Having found the line that contains "Extract the structured", please retype only it and every line after it up to the end of the entries, exactly as written.

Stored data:

────────

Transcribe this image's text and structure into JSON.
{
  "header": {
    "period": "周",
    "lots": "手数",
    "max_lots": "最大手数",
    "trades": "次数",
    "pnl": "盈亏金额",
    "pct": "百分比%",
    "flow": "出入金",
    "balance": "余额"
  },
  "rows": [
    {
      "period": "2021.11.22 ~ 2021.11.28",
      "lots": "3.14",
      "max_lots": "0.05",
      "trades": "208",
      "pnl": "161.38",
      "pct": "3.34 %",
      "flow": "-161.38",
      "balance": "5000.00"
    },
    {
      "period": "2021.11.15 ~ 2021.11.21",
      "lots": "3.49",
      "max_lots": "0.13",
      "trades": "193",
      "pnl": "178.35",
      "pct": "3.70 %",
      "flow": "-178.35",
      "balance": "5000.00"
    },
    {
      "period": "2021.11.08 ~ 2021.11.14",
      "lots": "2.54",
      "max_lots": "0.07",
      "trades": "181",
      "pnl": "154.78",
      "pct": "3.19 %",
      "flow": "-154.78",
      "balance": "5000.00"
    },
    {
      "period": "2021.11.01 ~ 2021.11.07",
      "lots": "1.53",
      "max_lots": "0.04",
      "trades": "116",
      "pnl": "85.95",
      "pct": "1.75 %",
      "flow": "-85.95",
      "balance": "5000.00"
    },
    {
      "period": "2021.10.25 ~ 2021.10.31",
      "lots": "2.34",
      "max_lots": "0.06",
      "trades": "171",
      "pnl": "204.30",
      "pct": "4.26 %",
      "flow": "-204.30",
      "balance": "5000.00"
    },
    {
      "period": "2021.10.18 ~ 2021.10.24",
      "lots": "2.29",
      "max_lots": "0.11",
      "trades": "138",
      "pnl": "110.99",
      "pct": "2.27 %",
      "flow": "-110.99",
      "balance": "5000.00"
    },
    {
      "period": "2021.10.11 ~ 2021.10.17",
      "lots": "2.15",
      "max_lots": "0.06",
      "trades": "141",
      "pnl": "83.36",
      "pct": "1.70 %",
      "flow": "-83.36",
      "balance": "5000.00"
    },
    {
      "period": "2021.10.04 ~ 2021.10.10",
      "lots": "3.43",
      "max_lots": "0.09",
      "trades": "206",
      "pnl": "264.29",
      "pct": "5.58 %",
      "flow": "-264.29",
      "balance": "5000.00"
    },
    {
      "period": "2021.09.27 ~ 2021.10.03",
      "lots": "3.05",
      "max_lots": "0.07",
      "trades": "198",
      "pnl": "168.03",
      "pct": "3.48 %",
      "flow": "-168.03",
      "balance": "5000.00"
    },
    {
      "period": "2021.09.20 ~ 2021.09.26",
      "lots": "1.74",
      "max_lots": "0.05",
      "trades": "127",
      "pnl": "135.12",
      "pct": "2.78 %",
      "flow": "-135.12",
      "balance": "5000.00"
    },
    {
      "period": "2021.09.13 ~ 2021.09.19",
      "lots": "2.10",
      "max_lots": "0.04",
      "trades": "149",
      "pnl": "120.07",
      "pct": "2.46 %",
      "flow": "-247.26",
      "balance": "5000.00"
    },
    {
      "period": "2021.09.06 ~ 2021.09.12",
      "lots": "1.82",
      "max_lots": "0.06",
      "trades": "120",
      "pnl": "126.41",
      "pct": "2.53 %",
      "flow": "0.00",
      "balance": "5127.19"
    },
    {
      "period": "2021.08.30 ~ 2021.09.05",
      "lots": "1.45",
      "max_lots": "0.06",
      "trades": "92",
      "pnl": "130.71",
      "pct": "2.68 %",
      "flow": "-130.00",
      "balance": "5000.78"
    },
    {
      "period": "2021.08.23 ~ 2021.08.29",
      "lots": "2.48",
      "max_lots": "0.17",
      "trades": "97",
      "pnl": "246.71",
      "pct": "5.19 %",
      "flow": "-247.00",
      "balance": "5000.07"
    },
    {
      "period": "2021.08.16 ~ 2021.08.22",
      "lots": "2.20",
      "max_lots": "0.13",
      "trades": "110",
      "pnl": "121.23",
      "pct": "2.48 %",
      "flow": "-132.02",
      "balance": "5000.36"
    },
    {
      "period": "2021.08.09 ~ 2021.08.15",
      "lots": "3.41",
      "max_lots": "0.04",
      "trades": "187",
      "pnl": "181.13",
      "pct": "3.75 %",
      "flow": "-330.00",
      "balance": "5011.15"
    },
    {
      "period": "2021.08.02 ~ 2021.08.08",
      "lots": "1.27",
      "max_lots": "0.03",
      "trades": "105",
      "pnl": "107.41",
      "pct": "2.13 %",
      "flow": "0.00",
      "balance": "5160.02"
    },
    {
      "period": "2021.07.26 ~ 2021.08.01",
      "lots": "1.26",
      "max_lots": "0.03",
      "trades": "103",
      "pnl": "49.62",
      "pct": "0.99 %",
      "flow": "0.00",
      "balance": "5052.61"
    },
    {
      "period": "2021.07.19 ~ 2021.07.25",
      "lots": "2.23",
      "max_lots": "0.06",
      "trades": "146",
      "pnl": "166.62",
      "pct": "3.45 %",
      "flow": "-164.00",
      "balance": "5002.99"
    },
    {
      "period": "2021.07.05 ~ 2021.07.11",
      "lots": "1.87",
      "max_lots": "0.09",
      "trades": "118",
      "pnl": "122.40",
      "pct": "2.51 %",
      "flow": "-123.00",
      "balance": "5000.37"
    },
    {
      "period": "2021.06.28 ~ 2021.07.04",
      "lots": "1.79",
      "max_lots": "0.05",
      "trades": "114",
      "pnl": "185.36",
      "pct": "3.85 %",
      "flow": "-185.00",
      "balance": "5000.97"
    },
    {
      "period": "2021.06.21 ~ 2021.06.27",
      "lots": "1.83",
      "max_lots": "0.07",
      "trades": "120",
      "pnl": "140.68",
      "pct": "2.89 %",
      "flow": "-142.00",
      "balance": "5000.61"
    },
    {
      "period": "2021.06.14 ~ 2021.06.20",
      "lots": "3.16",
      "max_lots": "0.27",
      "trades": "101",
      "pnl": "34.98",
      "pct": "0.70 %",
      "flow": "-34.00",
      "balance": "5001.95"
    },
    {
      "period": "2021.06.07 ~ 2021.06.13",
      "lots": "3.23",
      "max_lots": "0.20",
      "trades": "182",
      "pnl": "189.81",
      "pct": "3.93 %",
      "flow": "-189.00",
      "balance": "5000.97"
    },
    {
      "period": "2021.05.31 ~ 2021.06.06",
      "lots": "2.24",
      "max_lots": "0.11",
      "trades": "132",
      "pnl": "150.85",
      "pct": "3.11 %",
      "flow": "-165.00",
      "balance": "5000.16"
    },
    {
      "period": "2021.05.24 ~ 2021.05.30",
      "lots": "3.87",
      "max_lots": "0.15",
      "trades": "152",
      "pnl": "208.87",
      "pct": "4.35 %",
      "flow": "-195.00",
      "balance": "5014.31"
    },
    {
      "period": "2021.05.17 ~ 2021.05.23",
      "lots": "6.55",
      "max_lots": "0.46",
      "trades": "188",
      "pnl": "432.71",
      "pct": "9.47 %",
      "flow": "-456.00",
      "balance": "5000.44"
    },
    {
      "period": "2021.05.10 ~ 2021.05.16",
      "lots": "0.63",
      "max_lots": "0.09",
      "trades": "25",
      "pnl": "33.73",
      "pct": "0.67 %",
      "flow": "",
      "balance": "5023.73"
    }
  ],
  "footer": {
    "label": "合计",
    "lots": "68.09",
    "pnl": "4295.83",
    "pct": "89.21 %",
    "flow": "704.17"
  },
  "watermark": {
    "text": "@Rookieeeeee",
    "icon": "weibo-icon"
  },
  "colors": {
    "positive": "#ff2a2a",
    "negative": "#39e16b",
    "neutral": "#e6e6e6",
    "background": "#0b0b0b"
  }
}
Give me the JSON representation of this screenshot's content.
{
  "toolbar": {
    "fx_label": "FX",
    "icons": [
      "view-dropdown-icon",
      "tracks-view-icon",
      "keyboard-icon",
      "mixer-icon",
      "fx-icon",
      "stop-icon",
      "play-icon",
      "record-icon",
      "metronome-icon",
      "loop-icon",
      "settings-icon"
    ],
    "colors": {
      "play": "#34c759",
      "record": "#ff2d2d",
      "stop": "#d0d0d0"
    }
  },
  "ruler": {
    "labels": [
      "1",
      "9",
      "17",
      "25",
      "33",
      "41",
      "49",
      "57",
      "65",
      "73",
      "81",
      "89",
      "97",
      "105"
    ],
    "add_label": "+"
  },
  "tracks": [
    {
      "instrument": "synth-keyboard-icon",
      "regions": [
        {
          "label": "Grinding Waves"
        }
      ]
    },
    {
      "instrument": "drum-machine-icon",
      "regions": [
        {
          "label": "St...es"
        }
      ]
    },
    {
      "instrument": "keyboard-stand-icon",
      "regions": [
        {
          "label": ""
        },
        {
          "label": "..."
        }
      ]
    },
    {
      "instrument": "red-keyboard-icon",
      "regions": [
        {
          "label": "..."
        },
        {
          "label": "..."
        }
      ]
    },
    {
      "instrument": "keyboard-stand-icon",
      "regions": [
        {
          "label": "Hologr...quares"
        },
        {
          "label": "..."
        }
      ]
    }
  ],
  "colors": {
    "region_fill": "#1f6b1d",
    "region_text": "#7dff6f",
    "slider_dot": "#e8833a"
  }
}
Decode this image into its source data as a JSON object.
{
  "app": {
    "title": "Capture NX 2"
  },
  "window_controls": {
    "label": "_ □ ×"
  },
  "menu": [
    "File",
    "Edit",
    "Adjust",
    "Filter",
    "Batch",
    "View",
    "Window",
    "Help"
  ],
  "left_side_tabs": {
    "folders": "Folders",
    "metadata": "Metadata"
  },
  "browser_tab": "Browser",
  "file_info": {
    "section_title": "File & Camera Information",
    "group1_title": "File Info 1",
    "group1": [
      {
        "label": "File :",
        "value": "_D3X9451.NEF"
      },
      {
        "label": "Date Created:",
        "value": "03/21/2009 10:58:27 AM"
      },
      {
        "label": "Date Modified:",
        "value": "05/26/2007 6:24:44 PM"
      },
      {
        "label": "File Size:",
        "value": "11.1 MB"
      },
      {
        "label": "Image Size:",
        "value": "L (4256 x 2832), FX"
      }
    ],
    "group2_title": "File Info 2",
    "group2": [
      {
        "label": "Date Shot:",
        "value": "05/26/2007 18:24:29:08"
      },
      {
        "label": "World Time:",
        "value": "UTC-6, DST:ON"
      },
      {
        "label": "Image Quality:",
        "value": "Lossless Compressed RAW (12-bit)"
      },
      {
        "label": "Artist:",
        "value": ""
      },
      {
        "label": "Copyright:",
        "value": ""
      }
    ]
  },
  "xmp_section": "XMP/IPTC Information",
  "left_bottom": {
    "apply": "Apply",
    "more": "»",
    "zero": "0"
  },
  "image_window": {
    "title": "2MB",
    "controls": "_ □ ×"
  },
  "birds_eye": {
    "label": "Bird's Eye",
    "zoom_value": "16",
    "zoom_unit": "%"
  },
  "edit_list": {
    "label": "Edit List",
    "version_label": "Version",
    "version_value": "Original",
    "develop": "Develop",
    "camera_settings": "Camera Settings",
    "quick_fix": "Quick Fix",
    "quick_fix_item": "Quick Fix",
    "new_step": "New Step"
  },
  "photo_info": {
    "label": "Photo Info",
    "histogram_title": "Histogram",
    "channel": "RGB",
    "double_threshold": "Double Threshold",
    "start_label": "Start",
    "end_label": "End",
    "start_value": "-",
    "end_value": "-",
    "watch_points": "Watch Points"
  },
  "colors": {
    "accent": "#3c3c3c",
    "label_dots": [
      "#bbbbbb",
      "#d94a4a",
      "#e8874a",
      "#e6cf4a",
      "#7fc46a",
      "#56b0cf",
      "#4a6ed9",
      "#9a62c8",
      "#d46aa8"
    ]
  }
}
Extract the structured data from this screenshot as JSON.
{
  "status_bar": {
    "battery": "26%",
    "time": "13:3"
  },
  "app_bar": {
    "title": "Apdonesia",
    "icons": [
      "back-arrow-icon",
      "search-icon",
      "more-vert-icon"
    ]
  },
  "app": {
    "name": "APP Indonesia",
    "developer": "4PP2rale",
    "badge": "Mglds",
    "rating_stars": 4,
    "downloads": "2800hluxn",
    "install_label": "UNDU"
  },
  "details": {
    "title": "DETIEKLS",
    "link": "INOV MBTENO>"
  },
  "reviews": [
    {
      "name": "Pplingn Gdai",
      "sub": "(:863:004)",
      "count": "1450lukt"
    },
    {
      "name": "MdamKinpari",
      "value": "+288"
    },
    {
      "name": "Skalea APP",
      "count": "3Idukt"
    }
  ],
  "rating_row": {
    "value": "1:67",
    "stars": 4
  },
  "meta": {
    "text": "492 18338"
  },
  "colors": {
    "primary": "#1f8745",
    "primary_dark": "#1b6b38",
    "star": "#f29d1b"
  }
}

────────

RESPONSE AREA –
Extract the structured data from this screenshot as JSON.
{
  "status_bar": {
    "battery": "26%",
    "time": "13:3"
  },
  "app_bar": {
    "title": "Apdonesia",
    "icons": [
      "back-arrow-icon",
      "search-icon",
      "more-vert-icon"
    ]
  },
  "app": {
    "name": "APP Indonesia",
    "developer": "4PP2rale",
    "badge": "Mglds",
    "rating_stars": 4,
    "downloads": "2800hluxn",
    "install_label": "UNDU"
  },
  "details": {
    "title": "DETIEKLS",
    "link": "INOV MBTENO>"
  },
  "reviews": [
    {
      "name": "Pplingn Gdai",
      "sub": "(:863:004)",
      "count": "1450lukt"
    },
    {
      "name": "MdamKinpari",
      "value": "+288"
    },
    {
      "name": "Skalea APP",
      "count": "3Idukt"
    }
  ],
  "rating_row": {
    "value": "1:67",
    "stars": 4
  },
  "meta": {
    "text": "492 18338"
  },
  "colors": {
    "primary": "#1f8745",
    "primary_dark": "#1b6b38",
    "star": "#f29d1b"
  }
}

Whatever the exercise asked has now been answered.